“Nobody thought that he was a criminal in the early days. We just thought he was a successful exporter.” He told a story about once when he was in a Medellin nightclub with a bunch of friends.
All of a sudden the lights went dark, pitch black, and they thought there was a black out. But the DJ soothingly told the crowd that all was ok, and that a surprise was coming. In the darkness, a group of men could be seen walking in. Then the lights went back on and the music continued.
An hour or so later, the lights again went dark. Shuffling among the crowd, and later, the DJ made an announcement. “Ladies and gentlemen, all of tonight’s drinks are paid for, all tabs have been taken care of, courtesy of Pablo Escobar.” A cheer went up from the crowd.
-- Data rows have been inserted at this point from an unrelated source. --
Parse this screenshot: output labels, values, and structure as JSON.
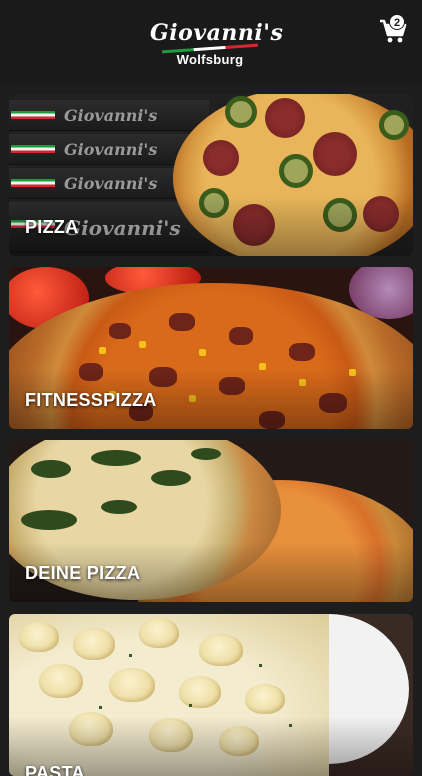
{
  "header": {
    "logo_text": "Giovanni's",
    "city": "Wolfsburg",
    "cart_count": "2",
    "cart_icon": "shopping-cart-icon",
    "colors": {
      "background": "#1a1a1a",
      "flag_green": "#1f9a3c",
      "flag_white": "#ffffff",
      "flag_red": "#d8262e"
    }
  },
  "categories": [
    {
      "label": "PIZZA",
      "box_text": "Giovanni's"
    },
    {
      "label": "FITNESSPIZZA"
    },
    {
      "label": "DEINE PIZZA"
    },
    {
      "label": "PASTA"
    }
  ]
}
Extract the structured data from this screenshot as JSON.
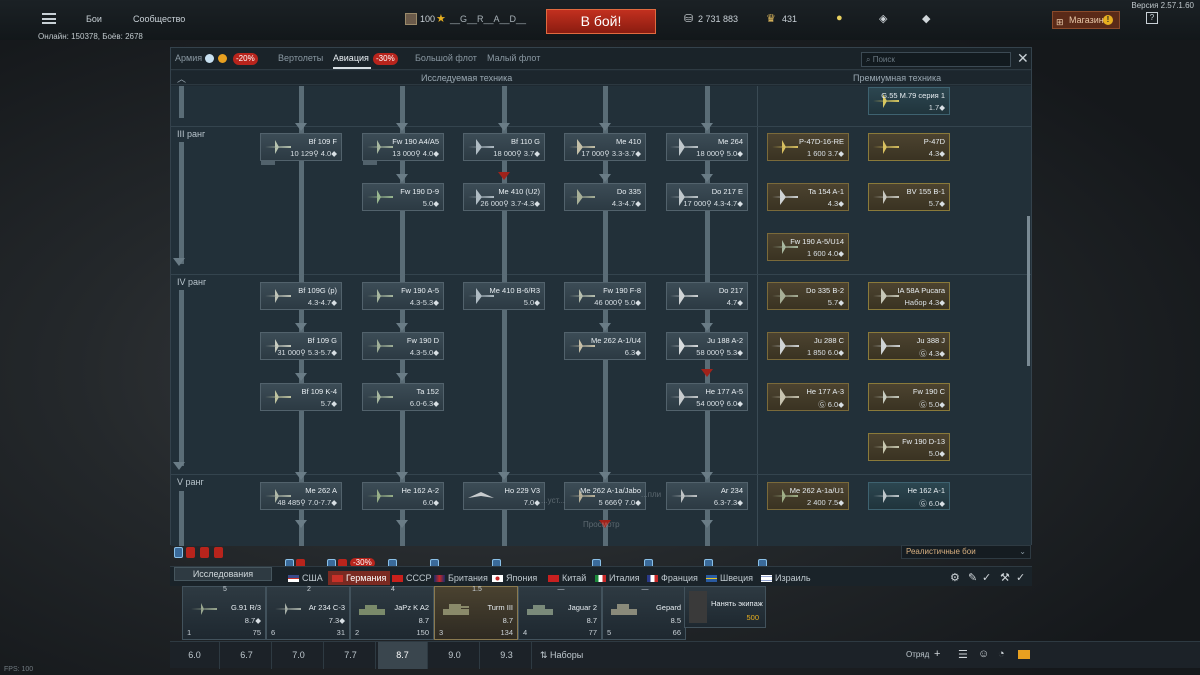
{
  "top": {
    "menu_items": [
      "Бои",
      "Сообщество"
    ],
    "level": "100",
    "nick": "__G__R__A__D__",
    "battle_button": "В бой!",
    "silver_lions": "2 731 883",
    "golden_eagles": "431",
    "shop": "Магазин",
    "help": "?",
    "version": "Версия 2.57.1.60",
    "online": "Онлайн: 150378, Боёв: 2678"
  },
  "tabs": {
    "army": "Армия",
    "army_discount": "-20%",
    "helicopters": "Вертолеты",
    "aviation": "Авиация",
    "aviation_discount": "-30%",
    "bluewater": "Большой флот",
    "coastal": "Малый флот",
    "search_placeholder": "Поиск"
  },
  "columns": {
    "researched": "Исследуемая техника",
    "premium": "Премиумная техника"
  },
  "ranks": [
    "III ранг",
    "IV ранг",
    "V ранг"
  ],
  "cards": [
    {
      "name": "Bf 109 F",
      "stats": "10 129⚲ 4.0◆"
    },
    {
      "name": "Fw 190 A4/A5",
      "stats": "13 000⚲ 4.0◆"
    },
    {
      "name": "Bf 110 G",
      "stats": "18 000⚲ 3.7◆"
    },
    {
      "name": "Me 410",
      "stats": "17 000⚲ 3.3-3.7◆"
    },
    {
      "name": "Me 264",
      "stats": "18 000⚲ 5.0◆"
    },
    {
      "name": "Fw 190 D-9",
      "stats": "5.0◆"
    },
    {
      "name": "Me 410 (U2)",
      "stats": "26 000⚲ 3.7-4.3◆"
    },
    {
      "name": "Do 335",
      "stats": "4.3-4.7◆"
    },
    {
      "name": "Do 217 E",
      "stats": "17 000⚲ 4.3-4.7◆"
    },
    {
      "name": "Bf 109G (p)",
      "stats": "4.3-4.7◆"
    },
    {
      "name": "Fw 190 A-5",
      "stats": "4.3-5.3◆"
    },
    {
      "name": "Me 410 B-6/R3",
      "stats": "5.0◆"
    },
    {
      "name": "Fw 190 F-8",
      "stats": "46 000⚲ 5.0◆"
    },
    {
      "name": "Do 217",
      "stats": "4.7◆"
    },
    {
      "name": "Bf 109 G",
      "stats": "31 000⚲ 5.3-5.7◆"
    },
    {
      "name": "Fw 190 D",
      "stats": "4.3-5.0◆"
    },
    {
      "name": "Me 262 A-1/U4",
      "stats": "6.3◆"
    },
    {
      "name": "Ju 188 A-2",
      "stats": "58 000⚲ 5.3◆"
    },
    {
      "name": "Bf 109 K-4",
      "stats": "5.7◆"
    },
    {
      "name": "Ta 152",
      "stats": "6.0-6.3◆"
    },
    {
      "name": "He 177 A-5",
      "stats": "54 000⚲ 6.0◆"
    },
    {
      "name": "Me 262 A",
      "stats": "48 485⚲ 7.0-7.7◆"
    },
    {
      "name": "He 162 A-2",
      "stats": "6.0◆"
    },
    {
      "name": "Ho 229 V3",
      "stats": "7.0◆"
    },
    {
      "name": "Me 262 A-1a/Jabo",
      "stats": "5 666⚲ 7.0◆"
    },
    {
      "name": "Ar 234",
      "stats": "6.3-7.3◆"
    }
  ],
  "premium_cards": [
    {
      "name": "G.55 M.79 серия 1",
      "stats": "1.7◆"
    },
    {
      "name": "P-47D-16-RE",
      "stats": "1 600 3.7◆"
    },
    {
      "name": "P-47D",
      "stats": "4.3◆"
    },
    {
      "name": "Ta 154 A-1",
      "stats": "4.3◆"
    },
    {
      "name": "BV 155 B-1",
      "stats": "5.7◆"
    },
    {
      "name": "Fw 190 A-5/U14",
      "stats": "1 600 4.0◆"
    },
    {
      "name": "Do 335 B-2",
      "stats": "5.7◆"
    },
    {
      "name": "IA 58A Pucara",
      "stats": "Набор 4.3◆"
    },
    {
      "name": "Ju 288 C",
      "stats": "1 850 6.0◆"
    },
    {
      "name": "Ju 388 J",
      "stats": "Ⓖ 4.3◆"
    },
    {
      "name": "He 177 A-3",
      "stats": "Ⓖ 6.0◆"
    },
    {
      "name": "Fw 190 C",
      "stats": "Ⓖ 5.0◆"
    },
    {
      "name": "Fw 190 D-13",
      "stats": "5.0◆"
    },
    {
      "name": "Me 262 A-1a/U1",
      "stats": "2 400 7.5◆"
    },
    {
      "name": "He 162 A-1",
      "stats": "Ⓖ 6.0◆"
    }
  ],
  "ghost_text": {
    "line1": "...уст...",
    "line2": "...пли",
    "line3": "Просмотр"
  },
  "bottom": {
    "mode": "Реалистичные бои",
    "research": "Исследования",
    "minus30": "-30%"
  },
  "nations": [
    {
      "name": "США"
    },
    {
      "name": "Германия"
    },
    {
      "name": "СССР"
    },
    {
      "name": "Британия"
    },
    {
      "name": "Япония"
    },
    {
      "name": "Китай"
    },
    {
      "name": "Италия"
    },
    {
      "name": "Франция"
    },
    {
      "name": "Швеция"
    },
    {
      "name": "Израиль"
    }
  ],
  "crew": [
    {
      "top": "5",
      "name": "G.91 R/3",
      "rating": "8.7◆",
      "left": "1",
      "right": "75"
    },
    {
      "top": "2",
      "name": "Ar 234 C-3",
      "rating": "7.3◆",
      "left": "6",
      "right": "31"
    },
    {
      "top": "4",
      "name": "JaPz K A2",
      "rating": "8.7",
      "left": "2",
      "right": "150"
    },
    {
      "top": "1.5",
      "name": "Turm III",
      "rating": "8.7",
      "left": "3",
      "right": "134"
    },
    {
      "top": "—",
      "name": "Jaguar 2",
      "rating": "8.7",
      "left": "4",
      "right": "77"
    },
    {
      "top": "—",
      "name": "Gepard",
      "rating": "8.5",
      "left": "5",
      "right": "66"
    }
  ],
  "hire": {
    "label": "Нанять экипаж",
    "cost": "500"
  },
  "br_tabs": [
    "6.0",
    "6.7",
    "7.0",
    "7.7",
    "8.7",
    "9.0",
    "9.3"
  ],
  "sets": "Наборы",
  "squad": "Отряд",
  "fps": "FPS: 100",
  "colors": {
    "accent_red": "#b8241c",
    "battle_red": "#c2301f",
    "gold": "#e8b020"
  }
}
Another tale was about Memo’s father, who was an architect, who got a commission to build a very large house for an unknown client. He asked if he could come out and see the site, but was told no. He also wondered why this person would want an ice skating rink and so many garage bays in a residential house. It was only later after the massive house was built that he was informed that he had designed Hacienda Napoles Pablo Escobar’s famous finca that would later be torn down after his death in 1993.